The blue kites are more interesting. The skinniest angles are the tips of the five pointed stars they create.
56.67993474152846 degrees

The opposite angle, which lies in the middle of those stars where they meet in groups of five, is close but certainly not the same angle:
69.7316519531762 degrees

It is a kite, so symmetric in this remaining dimension, and both of these larger angles are the same:

This didn't seem to match the info on Wikipedia and I'm also not seeing such a clear distinction between 'slim' and 'broad' rhombi. I wonder if I did something wrong, though so far everything is internally consistent for my construction. I wonder if there's an assumption I made that got rid of one degree of freedom....

Finally I needed some info about the edges. The red edges are all the same length. And, they match the length of the slightly longer of the edges of the blue tiles. The other type of edge is the ones that the blue tiles share with each other.

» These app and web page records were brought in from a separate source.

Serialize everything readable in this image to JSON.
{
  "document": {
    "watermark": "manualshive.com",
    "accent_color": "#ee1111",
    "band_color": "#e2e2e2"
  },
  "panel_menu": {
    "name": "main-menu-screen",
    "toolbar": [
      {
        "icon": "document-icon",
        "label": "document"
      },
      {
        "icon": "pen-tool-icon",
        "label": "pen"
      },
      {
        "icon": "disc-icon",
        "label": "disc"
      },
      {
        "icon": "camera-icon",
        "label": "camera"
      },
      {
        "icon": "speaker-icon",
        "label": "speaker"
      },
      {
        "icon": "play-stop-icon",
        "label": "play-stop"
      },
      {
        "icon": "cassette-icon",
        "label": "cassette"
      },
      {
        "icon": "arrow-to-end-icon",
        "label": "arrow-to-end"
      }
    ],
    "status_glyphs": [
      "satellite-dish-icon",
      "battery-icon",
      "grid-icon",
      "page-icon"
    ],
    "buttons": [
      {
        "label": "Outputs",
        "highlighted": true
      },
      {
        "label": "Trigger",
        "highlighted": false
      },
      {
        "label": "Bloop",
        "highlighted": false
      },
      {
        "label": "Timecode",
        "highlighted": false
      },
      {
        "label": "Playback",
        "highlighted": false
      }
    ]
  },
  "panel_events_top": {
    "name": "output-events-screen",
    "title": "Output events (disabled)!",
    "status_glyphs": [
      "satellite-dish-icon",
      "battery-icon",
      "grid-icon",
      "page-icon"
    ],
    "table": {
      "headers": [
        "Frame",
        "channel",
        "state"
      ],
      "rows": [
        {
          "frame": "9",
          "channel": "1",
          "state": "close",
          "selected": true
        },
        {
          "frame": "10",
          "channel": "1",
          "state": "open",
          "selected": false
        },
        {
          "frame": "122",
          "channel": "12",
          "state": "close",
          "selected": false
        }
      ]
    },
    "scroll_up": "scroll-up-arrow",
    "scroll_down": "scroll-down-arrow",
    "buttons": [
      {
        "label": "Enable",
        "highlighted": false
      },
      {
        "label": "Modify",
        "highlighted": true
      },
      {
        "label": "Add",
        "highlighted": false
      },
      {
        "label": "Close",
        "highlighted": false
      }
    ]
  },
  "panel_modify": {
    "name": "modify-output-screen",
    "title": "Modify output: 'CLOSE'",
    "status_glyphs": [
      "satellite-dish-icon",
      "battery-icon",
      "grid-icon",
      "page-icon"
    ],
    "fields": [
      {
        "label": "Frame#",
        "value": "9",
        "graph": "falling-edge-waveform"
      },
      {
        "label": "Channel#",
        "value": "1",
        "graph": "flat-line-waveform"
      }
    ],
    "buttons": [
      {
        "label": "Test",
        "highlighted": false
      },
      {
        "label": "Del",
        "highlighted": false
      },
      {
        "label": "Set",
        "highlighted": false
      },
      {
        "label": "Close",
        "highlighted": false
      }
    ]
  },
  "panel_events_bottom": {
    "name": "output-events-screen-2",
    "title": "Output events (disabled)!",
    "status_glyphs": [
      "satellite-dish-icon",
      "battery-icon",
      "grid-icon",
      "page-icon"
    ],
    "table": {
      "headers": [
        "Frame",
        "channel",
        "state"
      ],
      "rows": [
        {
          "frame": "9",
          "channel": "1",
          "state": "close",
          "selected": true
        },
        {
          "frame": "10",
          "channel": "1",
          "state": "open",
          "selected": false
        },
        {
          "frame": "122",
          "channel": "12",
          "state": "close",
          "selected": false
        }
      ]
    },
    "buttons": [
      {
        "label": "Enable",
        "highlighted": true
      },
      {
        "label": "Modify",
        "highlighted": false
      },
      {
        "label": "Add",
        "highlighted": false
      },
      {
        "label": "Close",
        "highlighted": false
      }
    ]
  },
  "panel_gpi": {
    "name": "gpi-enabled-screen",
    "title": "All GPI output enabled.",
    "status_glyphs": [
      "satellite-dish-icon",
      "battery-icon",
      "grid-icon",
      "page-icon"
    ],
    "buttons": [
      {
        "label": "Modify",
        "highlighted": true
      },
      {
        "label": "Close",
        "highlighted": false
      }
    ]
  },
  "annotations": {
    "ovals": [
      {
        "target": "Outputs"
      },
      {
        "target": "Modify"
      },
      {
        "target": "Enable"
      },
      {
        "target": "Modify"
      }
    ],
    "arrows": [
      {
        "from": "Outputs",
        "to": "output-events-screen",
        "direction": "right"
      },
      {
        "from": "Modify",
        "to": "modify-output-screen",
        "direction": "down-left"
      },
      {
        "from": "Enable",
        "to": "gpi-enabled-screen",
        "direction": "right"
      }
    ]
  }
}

I call this a 'short edge.' 

I computed a long side: 0.4339800705873414
And a short side: 0.36037602329028573

And the ratio of short to long as their ratio:

I ordered a few kinds of magnets in sufficient quantity (I need 90 faces * 4 magnets a face, but I might also double up and do 2 magnets an edge or 8 magnets a face). While I wait, I am 3D printing some tiles just to tape together and see if the angles work. So far it is looking promising.

parallelogram faces model, shown with magnet holes

 kite faces model, shown without magnet holes

They look fairly similar to the untrained eye...

Taped together with masking tape as a parallelograms and white kites. They were all printed in white, and then I used a sharpie to color the parallelograms in red.

A five pointed star of kites.

Since these come together nicely, I think I have all the vertex angles and the dihedral angles correct.

I've always used either masking tape (testing) and magnets (super-glued into the slots) to construct these, but somebody who printed one of my designs and tried gluing them together noticed that there appeared to be an accumulating offset problem that grew as the shape was constructed and made it so it wouldn't close. It seems that you need to leave some flexibility in order to distribute errors (that come from the manufacturing process or mis-alignment during assembly). Some ideas I haven't tried include: putty, velcro.

Once I've had a chance to build the whole thing, I'll follow up with another post, and clean up the code and commit it to GitHub as well.